Make an exact copy of the data below, leaving out every picture.

Component data from apps and pages
[Start of Attachment]
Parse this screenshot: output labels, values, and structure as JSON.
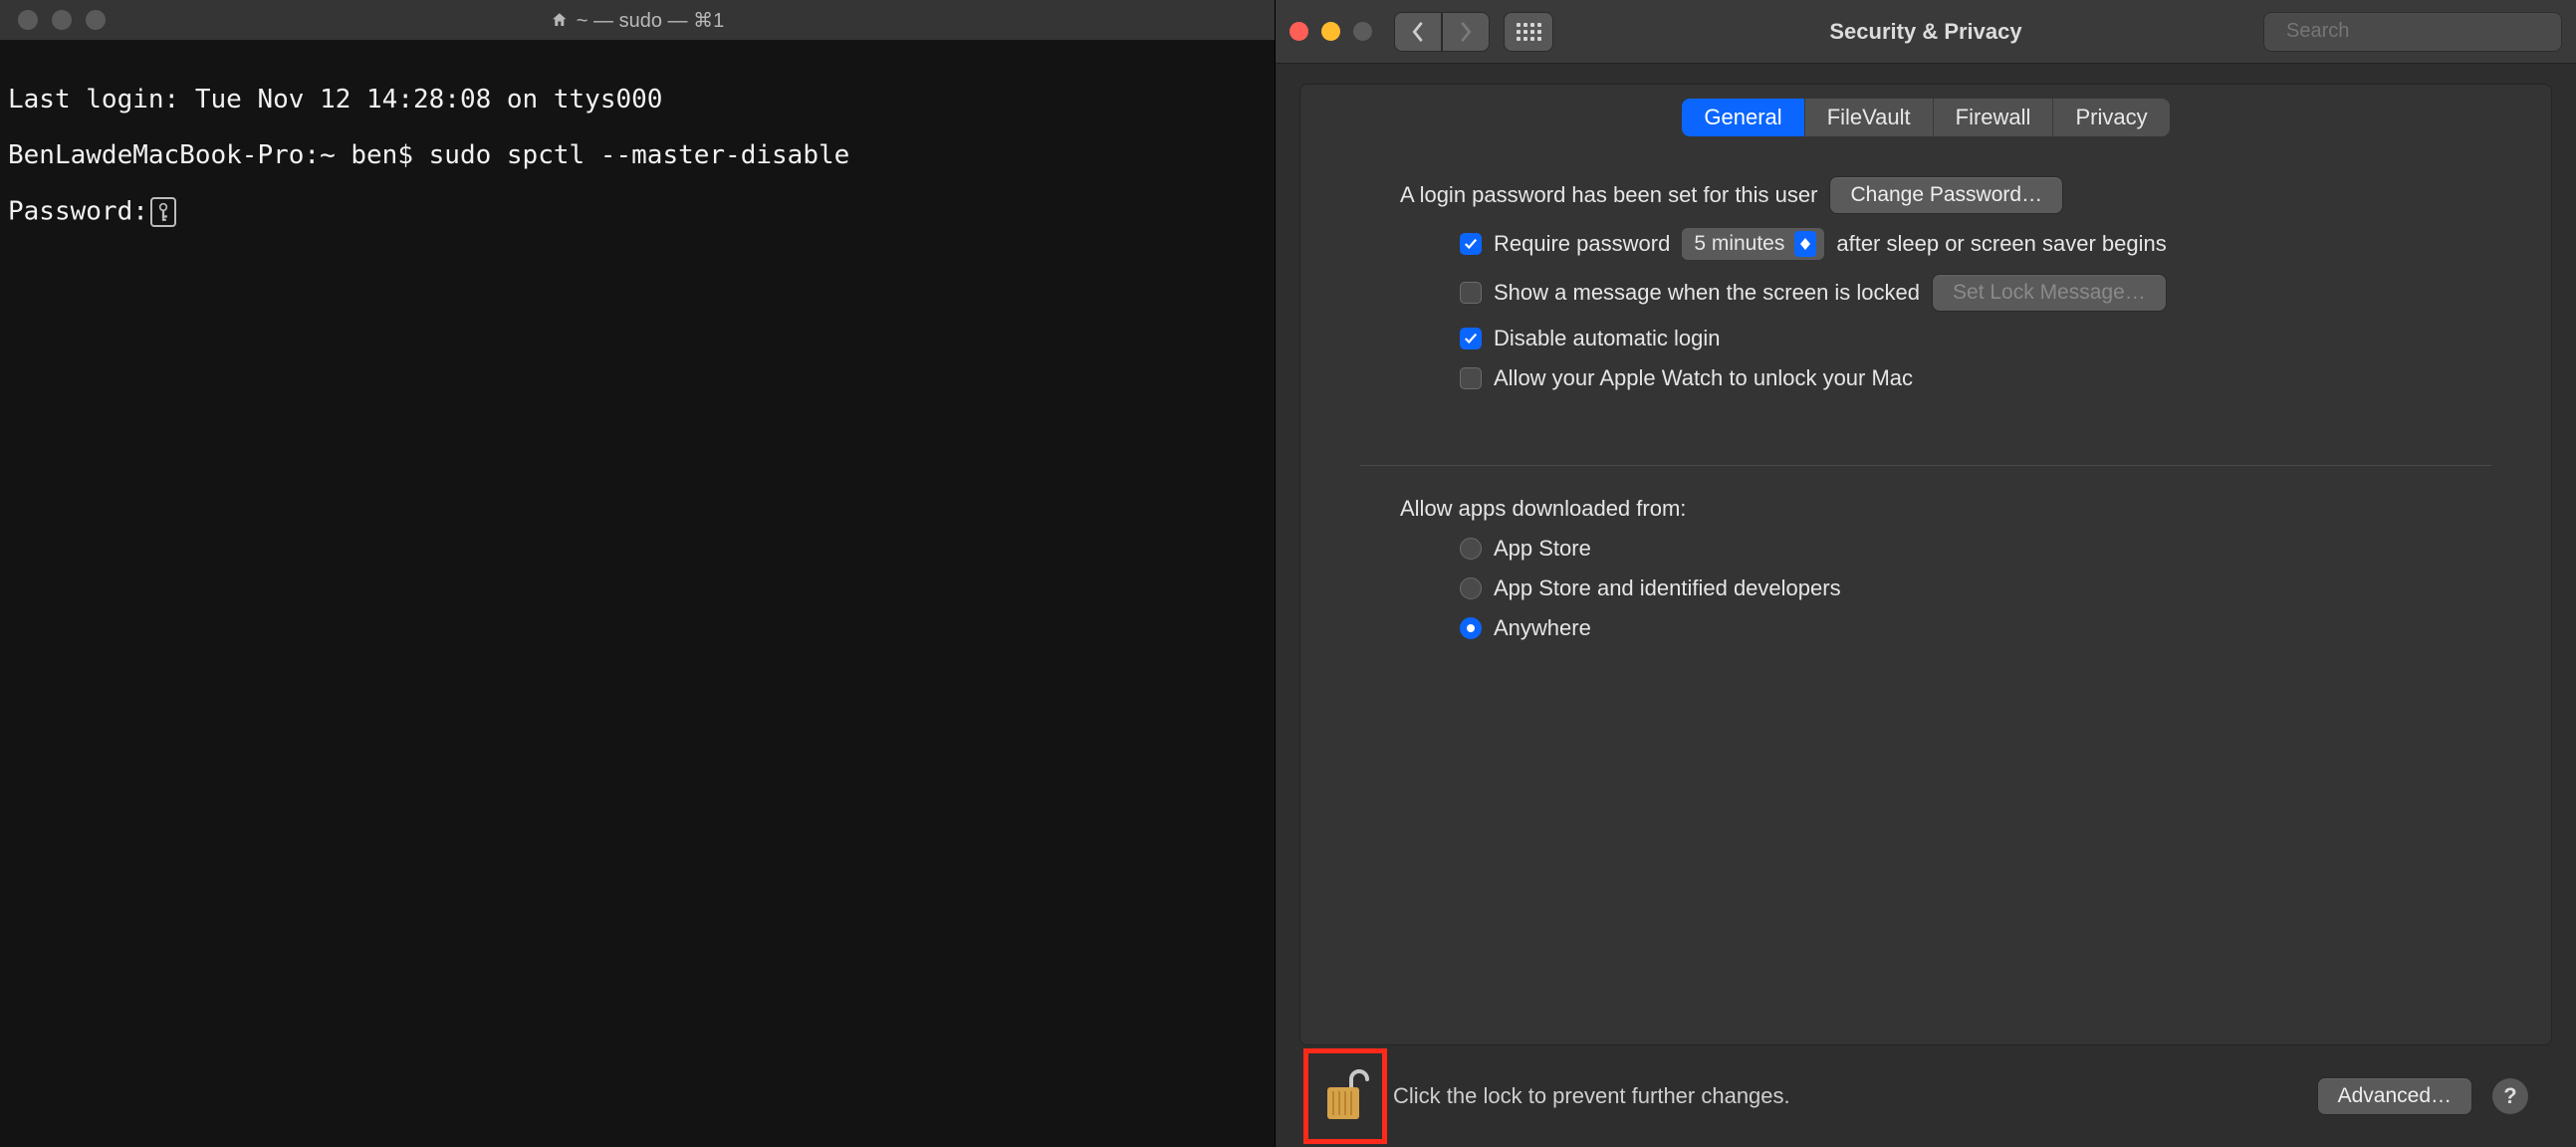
{
  "terminal": {
    "title": "~ — sudo — ⌘1",
    "line1": "Last login: Tue Nov 12 14:28:08 on ttys000",
    "line2": "BenLawdeMacBook-Pro:~ ben$ sudo spctl --master-disable",
    "password_label": "Password:"
  },
  "prefs": {
    "title": "Security & Privacy",
    "search_placeholder": "Search",
    "tabs": {
      "general": "General",
      "filevault": "FileVault",
      "firewall": "Firewall",
      "privacy": "Privacy"
    },
    "login_set_text": "A login password has been set for this user",
    "change_password_btn": "Change Password…",
    "require_pw_label": "Require password",
    "delay_value": "5 minutes",
    "after_sleep_text": "after sleep or screen saver begins",
    "show_message_label": "Show a message when the screen is locked",
    "set_lock_msg_btn": "Set Lock Message…",
    "disable_autologin_label": "Disable automatic login",
    "watch_label": "Allow your Apple Watch to unlock your Mac",
    "allow_apps_label": "Allow apps downloaded from:",
    "radio_appstore": "App Store",
    "radio_identified": "App Store and identified developers",
    "radio_anywhere": "Anywhere",
    "lock_text": "Click the lock to prevent further changes.",
    "advanced_btn": "Advanced…",
    "help_label": "?"
  }
}
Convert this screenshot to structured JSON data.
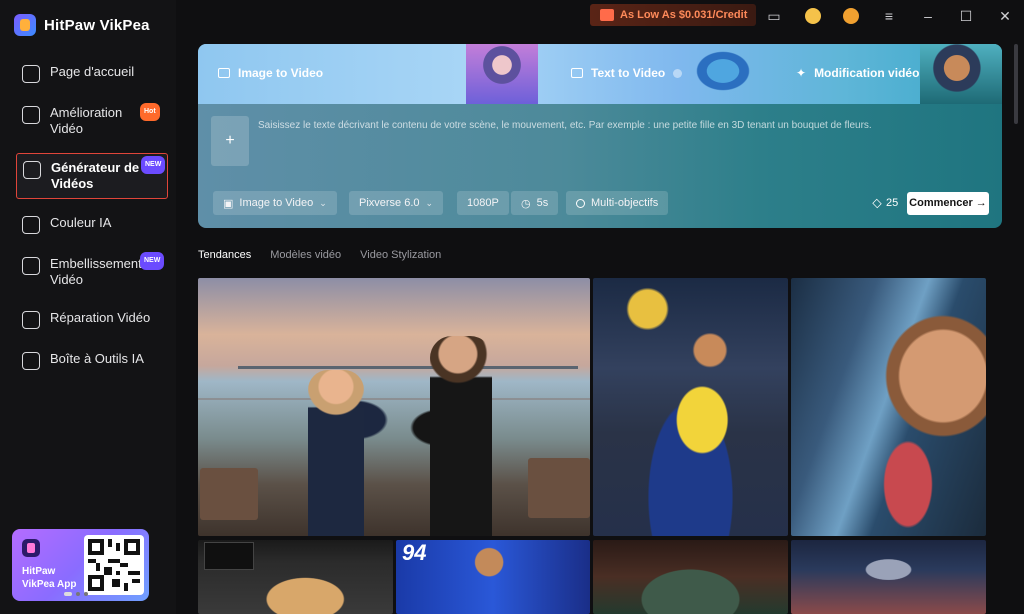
{
  "app": {
    "name": "HitPaw VikPea"
  },
  "sidebar": {
    "items": [
      {
        "label": "Page d'accueil",
        "badge": ""
      },
      {
        "label": "Amélioration\nVidéo",
        "badge": "Hot"
      },
      {
        "label": "Générateur de\nVidéos",
        "badge": "NEW",
        "active": true
      },
      {
        "label": "Couleur IA",
        "badge": ""
      },
      {
        "label": "Embellissement\nVidéo",
        "badge": "NEW"
      },
      {
        "label": "Réparation Vidéo",
        "badge": ""
      },
      {
        "label": "Boîte à Outils IA",
        "badge": ""
      }
    ],
    "app_card": {
      "label": "HitPaw\nVikPea App"
    }
  },
  "titlebar": {
    "promo": "As Low As $0.031/Credit",
    "icons": [
      "message-icon",
      "coin-icon",
      "user-avatar-icon",
      "menu-icon",
      "minimize-icon",
      "maximize-icon",
      "close-icon"
    ]
  },
  "hero": {
    "tabs": [
      "Image to Video",
      "Text to Video",
      "Modification vidéo"
    ],
    "add_label": "+",
    "prompt_placeholder": "Saisissez le texte décrivant le contenu de votre scène, le mouvement, etc. Par exemple : une petite fille en 3D tenant un bouquet de fleurs.",
    "controls": {
      "mode": "Image to Video",
      "model": "Pixverse 6.0",
      "resolution": "1080P",
      "duration": "5s",
      "multi": "Multi-objectifs"
    },
    "credits": "25",
    "start": "Commencer →"
  },
  "categories": [
    "Tendances",
    "Modèles vidéo",
    "Video Stylization"
  ],
  "gallery": {
    "tile5_text": "94"
  },
  "colors": {
    "accent_active_border": "#e0453a",
    "badge_hot": "#ff6a2b",
    "badge_new": "#6b4bff",
    "promo_text": "#ff8a5a"
  }
}
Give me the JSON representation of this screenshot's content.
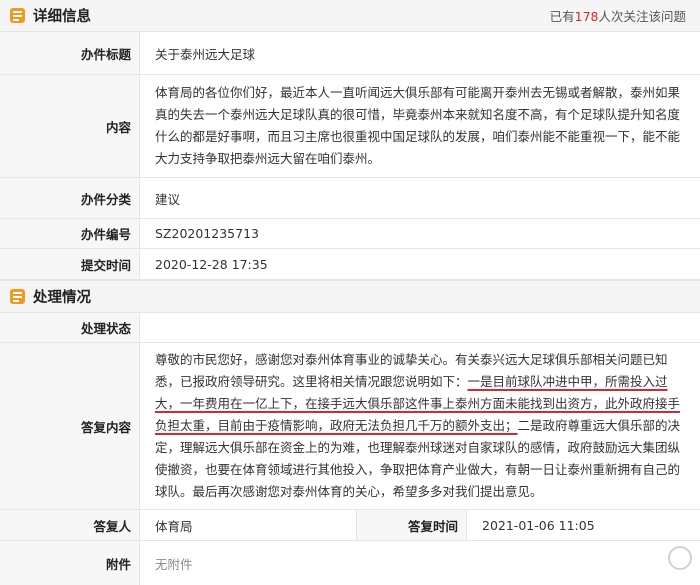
{
  "detail": {
    "title": "详细信息",
    "views_prefix": "已有",
    "views_count": "178",
    "views_suffix": "人次关注该问题",
    "fields": {
      "subject_label": "办件标题",
      "subject_value": "关于泰州远大足球",
      "content_label": "内容",
      "content_value": "体育局的各位你们好，最近本人一直听闻远大俱乐部有可能离开泰州去无锡或者解散，泰州如果真的失去一个泰州远大足球队真的很可惜，毕竟泰州本来就知名度不高，有个足球队提升知名度什么的都是好事啊，而且习主席也很重视中国足球队的发展，咱们泰州能不能重视一下，能不能大力支持争取把泰州远大留在咱们泰州。",
      "category_label": "办件分类",
      "category_value": "建议",
      "number_label": "办件编号",
      "number_value": "SZ20201235713",
      "submit_time_label": "提交时间",
      "submit_time_value": "2020-12-28 17:35"
    }
  },
  "handling": {
    "title": "处理情况",
    "status_label": "处理状态",
    "status_value": "",
    "reply_label": "答复内容",
    "reply_part1": "尊敬的市民您好，感谢您对泰州体育事业的诚挚关心。有关泰兴远大足球俱乐部相关问题已知悉，已报政府领导研究。这里将相关情况跟您说明如下：",
    "reply_part2": "一是目前球队冲进中甲，所需投入过大，一年费用在一亿上下，在接手远大俱乐部这件事上泰州方面未能找到出资方，此外政府接手负担太重，目前由于疫情影响，政府无法负担几千万的额外支出；",
    "reply_part3": "二是政府尊重远大俱乐部的决定，理解远大俱乐部在资金上的为难，也理解泰州球迷对自家球队的感情，政府鼓励远大集团纵使撤资，也要在体育领域进行其他投入，争取把体育产业做大，有朝一日让泰州重新拥有自己的球队。最后再次感谢您对泰州体育的关心，希望多多对我们提出意见。",
    "replier_label": "答复人",
    "replier_value": "体育局",
    "reply_time_label": "答复时间",
    "reply_time_value": "2021-01-06 11:05",
    "attachment_label": "附件",
    "attachment_value": "无附件"
  },
  "colors": {
    "accent_orange": "#f39a1e",
    "highlight_red": "#d9272e"
  }
}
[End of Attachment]
TASK RESULT:
Parse this screenshot: output labels, values, and structure as JSON.
{
  "terminal": {
    "title": "~ — sudo — ⌘1",
    "line1": "Last login: Tue Nov 12 14:28:08 on ttys000",
    "line2": "BenLawdeMacBook-Pro:~ ben$ sudo spctl --master-disable",
    "password_label": "Password:"
  },
  "prefs": {
    "title": "Security & Privacy",
    "search_placeholder": "Search",
    "tabs": {
      "general": "General",
      "filevault": "FileVault",
      "firewall": "Firewall",
      "privacy": "Privacy"
    },
    "login_set_text": "A login password has been set for this user",
    "change_password_btn": "Change Password…",
    "require_pw_label": "Require password",
    "delay_value": "5 minutes",
    "after_sleep_text": "after sleep or screen saver begins",
    "show_message_label": "Show a message when the screen is locked",
    "set_lock_msg_btn": "Set Lock Message…",
    "disable_autologin_label": "Disable automatic login",
    "watch_label": "Allow your Apple Watch to unlock your Mac",
    "allow_apps_label": "Allow apps downloaded from:",
    "radio_appstore": "App Store",
    "radio_identified": "App Store and identified developers",
    "radio_anywhere": "Anywhere",
    "lock_text": "Click the lock to prevent further changes.",
    "advanced_btn": "Advanced…",
    "help_label": "?"
  }
}
Convert this screenshot to structured JSON data.
{
  "app": {
    "name": "HitPaw VikPea"
  },
  "sidebar": {
    "items": [
      {
        "label": "Page d'accueil",
        "badge": ""
      },
      {
        "label": "Amélioration\nVidéo",
        "badge": "Hot"
      },
      {
        "label": "Générateur de\nVidéos",
        "badge": "NEW",
        "active": true
      },
      {
        "label": "Couleur IA",
        "badge": ""
      },
      {
        "label": "Embellissement\nVidéo",
        "badge": "NEW"
      },
      {
        "label": "Réparation Vidéo",
        "badge": ""
      },
      {
        "label": "Boîte à Outils IA",
        "badge": ""
      }
    ],
    "app_card": {
      "label": "HitPaw\nVikPea App"
    }
  },
  "titlebar": {
    "promo": "As Low As $0.031/Credit",
    "icons": [
      "message-icon",
      "coin-icon",
      "user-avatar-icon",
      "menu-icon",
      "minimize-icon",
      "maximize-icon",
      "close-icon"
    ]
  },
  "hero": {
    "tabs": [
      "Image to Video",
      "Text to Video",
      "Modification vidéo"
    ],
    "add_label": "+",
    "prompt_placeholder": "Saisissez le texte décrivant le contenu de votre scène, le mouvement, etc. Par exemple : une petite fille en 3D tenant un bouquet de fleurs.",
    "controls": {
      "mode": "Image to Video",
      "model": "Pixverse 6.0",
      "resolution": "1080P",
      "duration": "5s",
      "multi": "Multi-objectifs"
    },
    "credits": "25",
    "start": "Commencer →"
  },
  "categories": [
    "Tendances",
    "Modèles vidéo",
    "Video Stylization"
  ],
  "gallery": {
    "tile5_text": "94"
  },
  "colors": {
    "accent_active_border": "#e0453a",
    "badge_hot": "#ff6a2b",
    "badge_new": "#6b4bff",
    "promo_text": "#ff8a5a"
  }
}
Give me the JSON representation of this screenshot's content.
{
  "detail": {
    "title": "详细信息",
    "views_prefix": "已有",
    "views_count": "178",
    "views_suffix": "人次关注该问题",
    "fields": {
      "subject_label": "办件标题",
      "subject_value": "关于泰州远大足球",
      "content_label": "内容",
      "content_value": "体育局的各位你们好，最近本人一直听闻远大俱乐部有可能离开泰州去无锡或者解散，泰州如果真的失去一个泰州远大足球队真的很可惜，毕竟泰州本来就知名度不高，有个足球队提升知名度什么的都是好事啊，而且习主席也很重视中国足球队的发展，咱们泰州能不能重视一下，能不能大力支持争取把泰州远大留在咱们泰州。",
      "category_label": "办件分类",
      "category_value": "建议",
      "number_label": "办件编号",
      "number_value": "SZ20201235713",
      "submit_time_label": "提交时间",
      "submit_time_value": "2020-12-28 17:35"
    }
  },
  "handling": {
    "title": "处理情况",
    "status_label": "处理状态",
    "status_value": "",
    "reply_label": "答复内容",
    "reply_part1": "尊敬的市民您好，感谢您对泰州体育事业的诚挚关心。有关泰兴远大足球俱乐部相关问题已知悉，已报政府领导研究。这里将相关情况跟您说明如下：",
    "reply_part2": "一是目前球队冲进中甲，所需投入过大，一年费用在一亿上下，在接手远大俱乐部这件事上泰州方面未能找到出资方，此外政府接手负担太重，目前由于疫情影响，政府无法负担几千万的额外支出；",
    "reply_part3": "二是政府尊重远大俱乐部的决定，理解远大俱乐部在资金上的为难，也理解泰州球迷对自家球队的感情，政府鼓励远大集团纵使撤资，也要在体育领域进行其他投入，争取把体育产业做大，有朝一日让泰州重新拥有自己的球队。最后再次感谢您对泰州体育的关心，希望多多对我们提出意见。",
    "replier_label": "答复人",
    "replier_value": "体育局",
    "reply_time_label": "答复时间",
    "reply_time_value": "2021-01-06 11:05",
    "attachment_label": "附件",
    "attachment_value": "无附件"
  },
  "colors": {
    "accent_orange": "#f39a1e",
    "highlight_red": "#d9272e"
  }
}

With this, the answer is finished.